Skip to main content


Antihistamines weaken or cancel out the effect of the body’s own neurotransmitter histamine. There are different antihistamines, each of which also docks onto other receptors in the brain. There are subdivisions into H1, H2, H3 and H4. Ideally, the doctor will help you find an antihistamine that works well and has as few or no side effects as possible.

We have compiled a list of all active ingredients for you (however, we do not claim completeness, although we always try to keep all data up to date). If you notice that an active ingredient is missing, please write to us and we will add to the list.   
f you do not respond well to an antihistamine, which can often be the case, it is worth talking to your doctor and trying other agents. Sometimes there is an antihistamine that you tolerate well or better, that is suitable for everyday use and also works well.
Another tip: Antihistamines can also have side effects. So if you get tired quickly and at the same time have to take care of small children, can no longer safely drive to work, or even if other symptoms become noticeable, you should definitely talk to your doctor and have another antihistamine prescribed.

The active ingredients according to groups

First-generation H1 receptor antagonists: 

  • Clemastine 
  • Dimetindene
  • Diphenhydramine 
  • Doxylamine 
  • Meclozine 

Second-generation H1 receptor antagonists: 

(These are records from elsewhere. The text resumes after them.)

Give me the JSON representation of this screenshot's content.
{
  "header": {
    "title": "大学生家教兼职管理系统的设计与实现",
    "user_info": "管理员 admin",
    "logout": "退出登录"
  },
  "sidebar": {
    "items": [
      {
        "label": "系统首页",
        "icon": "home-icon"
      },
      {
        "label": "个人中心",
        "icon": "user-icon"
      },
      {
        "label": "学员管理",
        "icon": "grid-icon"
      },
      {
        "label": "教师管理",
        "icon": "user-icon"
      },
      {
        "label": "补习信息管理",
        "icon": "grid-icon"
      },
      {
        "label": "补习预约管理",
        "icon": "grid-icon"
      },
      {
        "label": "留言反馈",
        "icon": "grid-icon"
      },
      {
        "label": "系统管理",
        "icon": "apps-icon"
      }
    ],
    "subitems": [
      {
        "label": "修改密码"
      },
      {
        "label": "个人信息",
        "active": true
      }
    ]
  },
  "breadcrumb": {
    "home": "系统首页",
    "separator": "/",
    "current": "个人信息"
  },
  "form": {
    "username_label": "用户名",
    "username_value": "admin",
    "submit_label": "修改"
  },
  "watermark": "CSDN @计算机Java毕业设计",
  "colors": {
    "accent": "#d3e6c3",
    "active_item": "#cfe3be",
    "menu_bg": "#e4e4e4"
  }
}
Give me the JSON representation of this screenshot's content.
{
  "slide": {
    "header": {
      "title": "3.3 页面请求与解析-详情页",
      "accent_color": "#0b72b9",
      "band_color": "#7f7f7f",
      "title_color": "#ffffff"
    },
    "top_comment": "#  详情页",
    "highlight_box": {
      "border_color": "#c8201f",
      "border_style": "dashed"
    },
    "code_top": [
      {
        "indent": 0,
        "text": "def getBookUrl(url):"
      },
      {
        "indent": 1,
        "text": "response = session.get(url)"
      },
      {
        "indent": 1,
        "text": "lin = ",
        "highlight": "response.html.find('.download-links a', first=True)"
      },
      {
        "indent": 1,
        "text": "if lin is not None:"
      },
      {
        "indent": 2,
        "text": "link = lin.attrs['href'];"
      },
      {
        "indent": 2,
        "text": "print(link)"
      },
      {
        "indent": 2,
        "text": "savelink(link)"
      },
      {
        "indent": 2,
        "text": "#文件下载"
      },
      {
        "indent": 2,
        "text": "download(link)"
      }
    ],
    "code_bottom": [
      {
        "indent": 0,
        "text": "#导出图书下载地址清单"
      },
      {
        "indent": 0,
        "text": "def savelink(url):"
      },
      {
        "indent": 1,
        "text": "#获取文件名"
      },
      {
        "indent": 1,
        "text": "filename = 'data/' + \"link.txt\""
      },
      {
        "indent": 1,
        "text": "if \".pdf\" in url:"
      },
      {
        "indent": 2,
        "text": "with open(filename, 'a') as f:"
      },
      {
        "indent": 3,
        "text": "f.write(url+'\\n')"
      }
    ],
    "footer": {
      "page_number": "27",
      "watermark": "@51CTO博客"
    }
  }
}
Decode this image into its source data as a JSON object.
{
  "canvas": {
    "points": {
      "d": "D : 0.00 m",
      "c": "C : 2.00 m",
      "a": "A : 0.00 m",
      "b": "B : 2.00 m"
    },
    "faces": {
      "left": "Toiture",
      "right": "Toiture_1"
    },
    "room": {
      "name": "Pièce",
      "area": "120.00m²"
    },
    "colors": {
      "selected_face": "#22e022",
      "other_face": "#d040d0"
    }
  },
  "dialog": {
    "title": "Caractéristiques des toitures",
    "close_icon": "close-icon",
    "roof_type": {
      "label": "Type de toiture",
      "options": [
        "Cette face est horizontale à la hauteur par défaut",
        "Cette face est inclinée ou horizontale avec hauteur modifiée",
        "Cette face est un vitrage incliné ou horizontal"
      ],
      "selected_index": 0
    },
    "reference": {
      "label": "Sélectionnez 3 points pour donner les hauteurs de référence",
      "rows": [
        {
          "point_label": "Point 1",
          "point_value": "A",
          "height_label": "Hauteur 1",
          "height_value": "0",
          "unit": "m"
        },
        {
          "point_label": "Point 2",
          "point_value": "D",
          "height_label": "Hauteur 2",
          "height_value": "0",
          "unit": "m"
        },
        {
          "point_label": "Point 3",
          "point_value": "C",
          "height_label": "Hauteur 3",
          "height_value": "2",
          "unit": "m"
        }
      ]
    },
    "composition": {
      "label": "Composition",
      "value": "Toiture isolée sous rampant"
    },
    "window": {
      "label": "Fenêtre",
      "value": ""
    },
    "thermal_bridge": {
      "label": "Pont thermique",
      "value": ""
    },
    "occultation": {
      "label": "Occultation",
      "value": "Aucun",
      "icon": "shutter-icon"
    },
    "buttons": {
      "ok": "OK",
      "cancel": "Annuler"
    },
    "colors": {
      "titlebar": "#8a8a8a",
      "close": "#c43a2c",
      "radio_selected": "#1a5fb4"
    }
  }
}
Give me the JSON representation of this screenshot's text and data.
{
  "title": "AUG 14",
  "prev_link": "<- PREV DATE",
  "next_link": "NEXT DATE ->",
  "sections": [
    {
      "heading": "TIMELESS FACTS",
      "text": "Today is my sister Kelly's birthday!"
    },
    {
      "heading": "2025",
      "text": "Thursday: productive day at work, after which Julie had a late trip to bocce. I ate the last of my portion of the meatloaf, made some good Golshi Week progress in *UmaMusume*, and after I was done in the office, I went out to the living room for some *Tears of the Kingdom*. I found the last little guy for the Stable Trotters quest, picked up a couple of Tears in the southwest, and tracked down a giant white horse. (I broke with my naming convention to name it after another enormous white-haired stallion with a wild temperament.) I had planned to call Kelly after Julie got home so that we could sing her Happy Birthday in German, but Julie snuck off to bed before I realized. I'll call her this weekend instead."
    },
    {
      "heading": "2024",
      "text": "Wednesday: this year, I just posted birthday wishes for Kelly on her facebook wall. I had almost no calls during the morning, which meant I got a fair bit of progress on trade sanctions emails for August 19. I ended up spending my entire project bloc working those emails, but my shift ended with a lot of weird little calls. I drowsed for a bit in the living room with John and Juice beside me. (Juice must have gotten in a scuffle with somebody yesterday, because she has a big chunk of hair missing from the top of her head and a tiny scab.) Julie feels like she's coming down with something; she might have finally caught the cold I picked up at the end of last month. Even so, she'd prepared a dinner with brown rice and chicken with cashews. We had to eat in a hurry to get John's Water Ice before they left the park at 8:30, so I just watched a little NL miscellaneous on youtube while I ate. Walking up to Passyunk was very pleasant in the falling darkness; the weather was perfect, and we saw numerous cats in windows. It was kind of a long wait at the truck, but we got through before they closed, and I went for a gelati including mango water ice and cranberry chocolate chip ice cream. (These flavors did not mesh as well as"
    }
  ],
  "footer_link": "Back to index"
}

  • Azelastine 
  • Bilastine 
  • Cetirizine 
  • Desloratadine 
  • Ebastine 
  • Fexofenadine
  • Levocabastinee 
  • Levocetirizine 
  • Loratadine 
  • Terfenadine
  • Rupatadine


  • Cimetidine 
  • Famotidine 
  • Lafutidine 
  • Nizatidine 
  • Ranitidine
  • Roxatidine 

H3 und H4-Blockers:

  • Thioperamide 

As with all other medications, antihistamines have side effects, interactions and contraindications. It is always best to check with your pharmacist or doctor which antihistamine is best for you.

New Report